Extracted entries →
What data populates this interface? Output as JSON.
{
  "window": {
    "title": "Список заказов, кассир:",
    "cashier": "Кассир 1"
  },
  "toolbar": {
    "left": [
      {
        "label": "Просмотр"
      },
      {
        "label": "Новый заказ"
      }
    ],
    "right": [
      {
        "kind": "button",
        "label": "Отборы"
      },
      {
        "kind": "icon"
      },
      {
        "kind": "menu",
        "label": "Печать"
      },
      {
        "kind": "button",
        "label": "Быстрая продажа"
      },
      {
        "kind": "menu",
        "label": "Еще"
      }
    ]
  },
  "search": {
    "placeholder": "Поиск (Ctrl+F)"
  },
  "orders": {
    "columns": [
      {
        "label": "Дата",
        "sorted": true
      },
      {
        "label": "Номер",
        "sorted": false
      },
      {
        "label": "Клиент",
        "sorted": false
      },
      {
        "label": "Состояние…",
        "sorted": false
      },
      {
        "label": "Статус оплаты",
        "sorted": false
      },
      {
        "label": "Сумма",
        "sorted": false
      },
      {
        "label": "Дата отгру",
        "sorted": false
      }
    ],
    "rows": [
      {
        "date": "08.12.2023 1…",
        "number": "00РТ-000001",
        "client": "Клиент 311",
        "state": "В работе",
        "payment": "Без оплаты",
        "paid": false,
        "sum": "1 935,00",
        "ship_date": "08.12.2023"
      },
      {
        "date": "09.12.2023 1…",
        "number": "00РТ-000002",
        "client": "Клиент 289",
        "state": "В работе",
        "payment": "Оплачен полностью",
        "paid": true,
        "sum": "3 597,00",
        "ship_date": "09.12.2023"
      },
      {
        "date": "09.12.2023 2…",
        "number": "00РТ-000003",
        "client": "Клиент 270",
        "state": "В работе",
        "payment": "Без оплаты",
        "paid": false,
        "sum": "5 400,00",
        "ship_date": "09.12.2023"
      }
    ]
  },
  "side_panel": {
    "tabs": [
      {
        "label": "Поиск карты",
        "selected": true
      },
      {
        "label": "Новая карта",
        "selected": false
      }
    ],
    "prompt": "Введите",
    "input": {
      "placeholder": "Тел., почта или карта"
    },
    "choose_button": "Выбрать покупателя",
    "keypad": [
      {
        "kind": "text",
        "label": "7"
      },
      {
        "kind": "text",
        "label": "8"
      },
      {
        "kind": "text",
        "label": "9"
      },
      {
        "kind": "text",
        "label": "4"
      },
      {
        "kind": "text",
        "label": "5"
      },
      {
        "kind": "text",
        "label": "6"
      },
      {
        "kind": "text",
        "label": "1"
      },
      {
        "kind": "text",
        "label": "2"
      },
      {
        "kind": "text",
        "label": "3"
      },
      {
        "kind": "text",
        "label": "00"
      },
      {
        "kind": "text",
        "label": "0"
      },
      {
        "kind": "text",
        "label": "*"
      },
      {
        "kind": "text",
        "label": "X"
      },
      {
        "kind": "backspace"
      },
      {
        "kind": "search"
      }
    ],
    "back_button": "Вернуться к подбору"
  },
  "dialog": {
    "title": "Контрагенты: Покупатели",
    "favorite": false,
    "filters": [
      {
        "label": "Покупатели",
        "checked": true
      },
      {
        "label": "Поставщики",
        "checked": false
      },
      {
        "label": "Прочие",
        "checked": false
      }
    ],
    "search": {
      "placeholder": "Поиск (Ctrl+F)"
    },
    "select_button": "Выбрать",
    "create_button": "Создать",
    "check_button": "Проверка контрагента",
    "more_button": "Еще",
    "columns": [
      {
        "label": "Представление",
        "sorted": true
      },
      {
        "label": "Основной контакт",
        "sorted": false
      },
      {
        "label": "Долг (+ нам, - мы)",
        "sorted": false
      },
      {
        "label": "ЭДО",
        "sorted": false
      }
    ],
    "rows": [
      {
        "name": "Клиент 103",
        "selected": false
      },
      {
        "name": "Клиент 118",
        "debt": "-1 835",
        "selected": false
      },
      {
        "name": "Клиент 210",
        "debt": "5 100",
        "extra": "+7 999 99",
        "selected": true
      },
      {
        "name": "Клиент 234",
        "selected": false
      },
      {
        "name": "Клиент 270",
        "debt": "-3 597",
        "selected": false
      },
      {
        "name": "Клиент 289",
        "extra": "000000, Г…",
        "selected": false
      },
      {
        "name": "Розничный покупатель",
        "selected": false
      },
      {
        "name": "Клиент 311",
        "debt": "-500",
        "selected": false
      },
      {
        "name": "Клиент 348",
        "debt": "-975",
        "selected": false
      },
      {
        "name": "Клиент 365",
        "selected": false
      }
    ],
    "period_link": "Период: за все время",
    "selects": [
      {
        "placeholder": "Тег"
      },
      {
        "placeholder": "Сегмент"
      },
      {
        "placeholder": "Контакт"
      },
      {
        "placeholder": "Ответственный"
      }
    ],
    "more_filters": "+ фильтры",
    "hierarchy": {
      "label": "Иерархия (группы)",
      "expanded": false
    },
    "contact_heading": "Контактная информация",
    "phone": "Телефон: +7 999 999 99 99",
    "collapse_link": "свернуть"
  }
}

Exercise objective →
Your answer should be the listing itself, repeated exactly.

Solution below →
What data populates this interface? Output as JSON.
{
  "window": {
    "title": "Список заказов, кассир:",
    "cashier": "Кассир 1"
  },
  "toolbar": {
    "left": [
      {
        "label": "Просмотр"
      },
      {
        "label": "Новый заказ"
      }
    ],
    "right": [
      {
        "kind": "button",
        "label": "Отборы"
      },
      {
        "kind": "icon"
      },
      {
        "kind": "menu",
        "label": "Печать"
      },
      {
        "kind": "button",
        "label": "Быстрая продажа"
      },
      {
        "kind": "menu",
        "label": "Еще"
      }
    ]
  },
  "search": {
    "placeholder": "Поиск (Ctrl+F)"
  },
  "orders": {
    "columns": [
      {
        "label": "Дата",
        "sorted": true
      },
      {
        "label": "Номер",
        "sorted": false
      },
      {
        "label": "Клиент",
        "sorted": false
      },
      {
        "label": "Состояние…",
        "sorted": false
      },
      {
        "label": "Статус оплаты",
        "sorted": false
      },
      {
        "label": "Сумма",
        "sorted": false
      },
      {
        "label": "Дата отгру",
        "sorted": false
      }
    ],
    "rows": [
      {
        "date": "08.12.2023 1…",
        "number": "00РТ-000001",
        "client": "Клиент 311",
        "state": "В работе",
        "payment": "Без оплаты",
        "paid": false,
        "sum": "1 935,00",
        "ship_date": "08.12.2023"
      },
      {
        "date": "09.12.2023 1…",
        "number": "00РТ-000002",
        "client": "Клиент 289",
        "state": "В работе",
        "payment": "Оплачен полностью",
        "paid": true,
        "sum": "3 597,00",
        "ship_date": "09.12.2023"
      },
      {
        "date": "09.12.2023 2…",
        "number": "00РТ-000003",
        "client": "Клиент 270",
        "state": "В работе",
        "payment": "Без оплаты",
        "paid": false,
        "sum": "5 400,00",
        "ship_date": "09.12.2023"
      }
    ]
  },
  "side_panel": {
    "tabs": [
      {
        "label": "Поиск карты",
        "selected": true
      },
      {
        "label": "Новая карта",
        "selected": false
      }
    ],
    "prompt": "Введите",
    "input": {
      "placeholder": "Тел., почта или карта"
    },
    "choose_button": "Выбрать покупателя",
    "keypad": [
      {
        "kind": "text",
        "label": "7"
      },
      {
        "kind": "text",
        "label": "8"
      },
      {
        "kind": "text",
        "label": "9"
      },
      {
        "kind": "text",
        "label": "4"
      },
      {
        "kind": "text",
        "label": "5"
      },
      {
        "kind": "text",
        "label": "6"
      },
      {
        "kind": "text",
        "label": "1"
      },
      {
        "kind": "text",
        "label": "2"
      },
      {
        "kind": "text",
        "label": "3"
      },
      {
        "kind": "text",
        "label": "00"
      },
      {
        "kind": "text",
        "label": "0"
      },
      {
        "kind": "text",
        "label": "*"
      },
      {
        "kind": "text",
        "label": "X"
      },
      {
        "kind": "backspace"
      },
      {
        "kind": "search"
      }
    ],
    "back_button": "Вернуться к подбору"
  },
  "dialog": {
    "title": "Контрагенты: Покупатели",
    "favorite": false,
    "filters": [
      {
        "label": "Покупатели",
        "checked": true
      },
      {
        "label": "Поставщики",
        "checked": false
      },
      {
        "label": "Прочие",
        "checked": false
      }
    ],
    "search": {
      "placeholder": "Поиск (Ctrl+F)"
    },
    "select_button": "Выбрать",
    "create_button": "Создать",
    "check_button": "Проверка контрагента",
    "more_button": "Еще",
    "columns": [
      {
        "label": "Представление",
        "sorted": true
      },
      {
        "label": "Основной контакт",
        "sorted": false
      },
      {
        "label": "Долг (+ нам, - мы)",
        "sorted": false
      },
      {
        "label": "ЭДО",
        "sorted": false
      }
    ],
    "rows": [
      {
        "name": "Клиент 103",
        "selected": false
      },
      {
        "name": "Клиент 118",
        "debt": "-1 835",
        "selected": false
      },
      {
        "name": "Клиент 210",
        "debt": "5 100",
        "extra": "+7 999 99",
        "selected": true
      },
      {
        "name": "Клиент 234",
        "selected": false
      },
      {
        "name": "Клиент 270",
        "debt": "-3 597",
        "selected": false
      },
      {
        "name": "Клиент 289",
        "extra": "000000, Г…",
        "selected": false
      },
      {
        "name": "Розничный покупатель",
        "selected": false
      },
      {
        "name": "Клиент 311",
        "debt": "-500",
        "selected": false
      },
      {
        "name": "Клиент 348",
        "debt": "-975",
        "selected": false
      },
      {
        "name": "Клиент 365",
        "selected": false
      }
    ],
    "period_link": "Период: за все время",
    "selects": [
      {
        "placeholder": "Тег"
      },
      {
        "placeholder": "Сегмент"
      },
      {
        "placeholder": "Контакт"
      },
      {
        "placeholder": "Ответственный"
      }
    ],
    "more_filters": "+ фильтры",
    "hierarchy": {
      "label": "Иерархия (группы)",
      "expanded": false
    },
    "contact_heading": "Контактная информация",
    "phone": "Телефон: +7 999 999 99 99",
    "collapse_link": "свернуть"
  }
}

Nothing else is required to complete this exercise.